WHAT THIS TASK INVOLVES: Going through the entries below, work out how many lines have the string "Training" in them. Give the number and nothing more.

Component data from apps and pages:

[Start of section]

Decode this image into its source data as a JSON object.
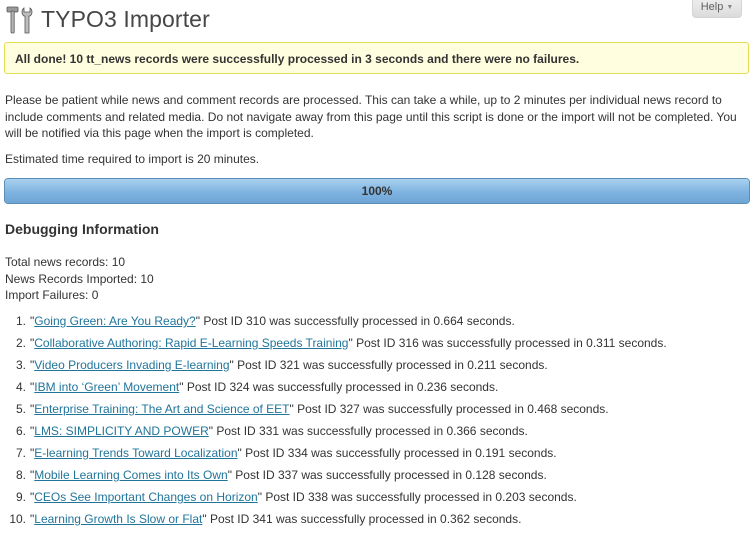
{
  "header": {
    "title": "TYPO3 Importer",
    "help_label": "Help",
    "help_arrow": "▼"
  },
  "notice": {
    "text": "All done! 10 tt_news records were successfully processed in 3 seconds and there were no failures."
  },
  "intro": {
    "text": "Please be patient while news and comment records are processed. This can take a while, up to 2 minutes per individual news record to include comments and related media. Do not navigate away from this page until this script is done or the import will not be completed. You will be notified via this page when the import is completed."
  },
  "estimate": {
    "text": "Estimated time required to import is 20 minutes."
  },
  "progress": {
    "label": "100%",
    "percent": 100
  },
  "debug": {
    "heading": "Debugging Information",
    "total": "Total news records: 10",
    "imported": "News Records Imported: 10",
    "failures": "Import Failures: 0"
  },
  "records": [
    {
      "num": "1.",
      "title": "Going Green: Are You Ready?",
      "rest": " Post ID 310 was successfully processed in 0.664 seconds."
    },
    {
      "num": "2.",
      "title": "Collaborative Authoring: Rapid E-Learning Speeds Training",
      "rest": " Post ID 316 was successfully processed in 0.311 seconds."
    },
    {
      "num": "3.",
      "title": "Video Producers Invading E-learning",
      "rest": " Post ID 321 was successfully processed in 0.211 seconds."
    },
    {
      "num": "4.",
      "title": "IBM into ‘Green’ Movement",
      "rest": " Post ID 324 was successfully processed in 0.236 seconds."
    },
    {
      "num": "5.",
      "title": "Enterprise Training: The Art and Science of EET",
      "rest": " Post ID 327 was successfully processed in 0.468 seconds."
    },
    {
      "num": "6.",
      "title": "LMS: SIMPLICITY AND POWER",
      "rest": " Post ID 331 was successfully processed in 0.366 seconds."
    },
    {
      "num": "7.",
      "title": "E-learning Trends Toward Localization",
      "rest": " Post ID 334 was successfully processed in 0.191 seconds."
    },
    {
      "num": "8.",
      "title": "Mobile Learning Comes into Its Own",
      "rest": " Post ID 337 was successfully processed in 0.128 seconds."
    },
    {
      "num": "9.",
      "title": "CEOs See Important Changes on Horizon",
      "rest": " Post ID 338 was successfully processed in 0.203 seconds."
    },
    {
      "num": "10.",
      "title": "Learning Growth Is Slow or Flat",
      "rest": " Post ID 341 was successfully processed in 0.362 seconds."
    }
  ],
  "icons": {
    "title_icon": "tools-icon"
  },
  "colors": {
    "link": "#21759b",
    "notice_bg": "#ffffe0",
    "notice_border": "#e6db55",
    "progress_fill": "#7fb3e0"
  }
}
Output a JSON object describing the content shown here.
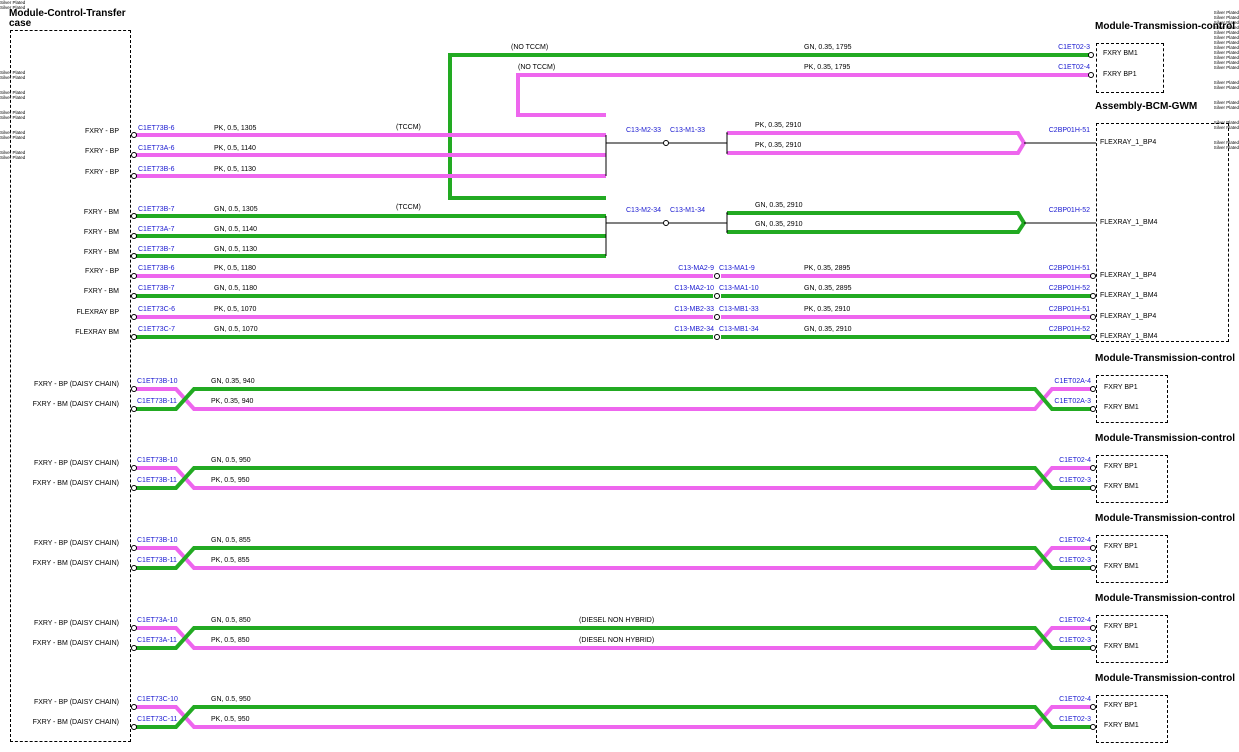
{
  "colors": {
    "green": "#22aa22",
    "pink": "#ee66ee",
    "conn": "#1a1ad0"
  },
  "modules": {
    "tcase": "Module-Control-Transfer case",
    "tcm": "Module-Transmission-control",
    "bcm": "Assembly-BCM-GWM"
  },
  "silver": "Silver Plated",
  "top_runs": {
    "gn_label": "GN, 0.35, 1795",
    "pk_label": "PK, 0.35, 1795",
    "no_tccm": "(NO TCCM)",
    "tccm": "(TCCM)",
    "tcm_conn_gn": "C1ET02-3",
    "tcm_conn_pk": "C1ET02-4",
    "tcm_pin_bm": "FXRY BM1",
    "tcm_pin_bp": "FXRY BP1"
  },
  "bp_group": {
    "pins": [
      "FXRY - BP",
      "FXRY - BP",
      "FXRY - BP"
    ],
    "conns": [
      "C1ET73B-6",
      "C1ET73A-6",
      "C1ET73B-6"
    ],
    "wires": [
      "PK, 0.5, 1305",
      "PK, 0.5, 1140",
      "PK, 0.5, 1130"
    ],
    "splice_a": "C13-M2-33",
    "splice_b": "C13-M1-33",
    "right_top": "PK, 0.35, 2910",
    "right_bot": "PK, 0.35, 2910",
    "bcm_conn": "C2BP01H-51",
    "bcm_pin": "FLEXRAY_1_BP4"
  },
  "bm_group": {
    "pins": [
      "FXRY - BM",
      "FXRY - BM",
      "FXRY - BM"
    ],
    "conns": [
      "C1ET73B-7",
      "C1ET73A-7",
      "C1ET73B-7"
    ],
    "wires": [
      "GN, 0.5, 1305",
      "GN, 0.5, 1140",
      "GN, 0.5, 1130"
    ],
    "splice_a": "C13-M2-34",
    "splice_b": "C13-M1-34",
    "right_top": "GN, 0.35, 2910",
    "right_bot": "GN, 0.35, 2910",
    "bcm_conn": "C2BP01H-52",
    "bcm_pin": "FLEXRAY_1_BM4"
  },
  "singles": [
    {
      "pin": "FXRY - BP",
      "conn": "C1ET73B-6",
      "wire": "PK, 0.5, 1180",
      "sa": "C13-MA2-9",
      "sb": "C13-MA1-9",
      "wire2": "PK, 0.35, 2895",
      "bconn": "C2BP01H-51",
      "bpin": "FLEXRAY_1_BP4"
    },
    {
      "pin": "FXRY - BM",
      "conn": "C1ET73B-7",
      "wire": "GN, 0.5, 1180",
      "sa": "C13-MA2-10",
      "sb": "C13-MA1-10",
      "wire2": "GN, 0.35, 2895",
      "bconn": "C2BP01H-52",
      "bpin": "FLEXRAY_1_BM4"
    },
    {
      "pin": "FLEXRAY BP",
      "conn": "C1ET73C-6",
      "wire": "PK, 0.5, 1070",
      "sa": "C13-MB2-33",
      "sb": "C13-MB1-33",
      "wire2": "PK, 0.35, 2910",
      "bconn": "C2BP01H-51",
      "bpin": "FLEXRAY_1_BP4"
    },
    {
      "pin": "FLEXRAY BM",
      "conn": "C1ET73C-7",
      "wire": "GN, 0.5, 1070",
      "sa": "C13-MB2-34",
      "sb": "C13-MB1-34",
      "wire2": "GN, 0.35, 2910",
      "bconn": "C2BP01H-52",
      "bpin": "FLEXRAY_1_BM4"
    }
  ],
  "daisy": [
    {
      "p1": "FXRY - BP (DAISY CHAIN)",
      "p2": "FXRY - BM (DAISY CHAIN)",
      "c1": "C1ET73B-10",
      "c2": "C1ET73B-11",
      "w1": "GN, 0.35, 940",
      "w2": "PK, 0.35, 940",
      "note": "",
      "r1": "C1ET02A-4",
      "r2": "C1ET02A-3",
      "t1": "FXRY BP1",
      "t2": "FXRY BM1"
    },
    {
      "p1": "FXRY - BP (DAISY CHAIN)",
      "p2": "FXRY - BM (DAISY CHAIN)",
      "c1": "C1ET73B-10",
      "c2": "C1ET73B-11",
      "w1": "GN, 0.5, 950",
      "w2": "PK, 0.5, 950",
      "note": "",
      "r1": "C1ET02-4",
      "r2": "C1ET02-3",
      "t1": "FXRY BP1",
      "t2": "FXRY BM1"
    },
    {
      "p1": "FXRY - BP (DAISY CHAIN)",
      "p2": "FXRY - BM (DAISY CHAIN)",
      "c1": "C1ET73B-10",
      "c2": "C1ET73B-11",
      "w1": "GN, 0.5, 855",
      "w2": "PK, 0.5, 855",
      "note": "",
      "r1": "C1ET02-4",
      "r2": "C1ET02-3",
      "t1": "FXRY BP1",
      "t2": "FXRY BM1"
    },
    {
      "p1": "FXRY - BP (DAISY CHAIN)",
      "p2": "FXRY - BM (DAISY CHAIN)",
      "c1": "C1ET73A-10",
      "c2": "C1ET73A-11",
      "w1": "GN, 0.5, 850",
      "w2": "PK, 0.5, 850",
      "note": "(DIESEL NON HYBRID)",
      "r1": "C1ET02-4",
      "r2": "C1ET02-3",
      "t1": "FXRY BP1",
      "t2": "FXRY BM1"
    },
    {
      "p1": "FXRY - BP (DAISY CHAIN)",
      "p2": "FXRY - BM (DAISY CHAIN)",
      "c1": "C1ET73C-10",
      "c2": "C1ET73C-11",
      "w1": "GN, 0.5, 950",
      "w2": "PK, 0.5, 950",
      "note": "",
      "r1": "C1ET02-4",
      "r2": "C1ET02-3",
      "t1": "FXRY BP1",
      "t2": "FXRY BM1"
    }
  ]
}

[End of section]

TASK OUTPUT: 2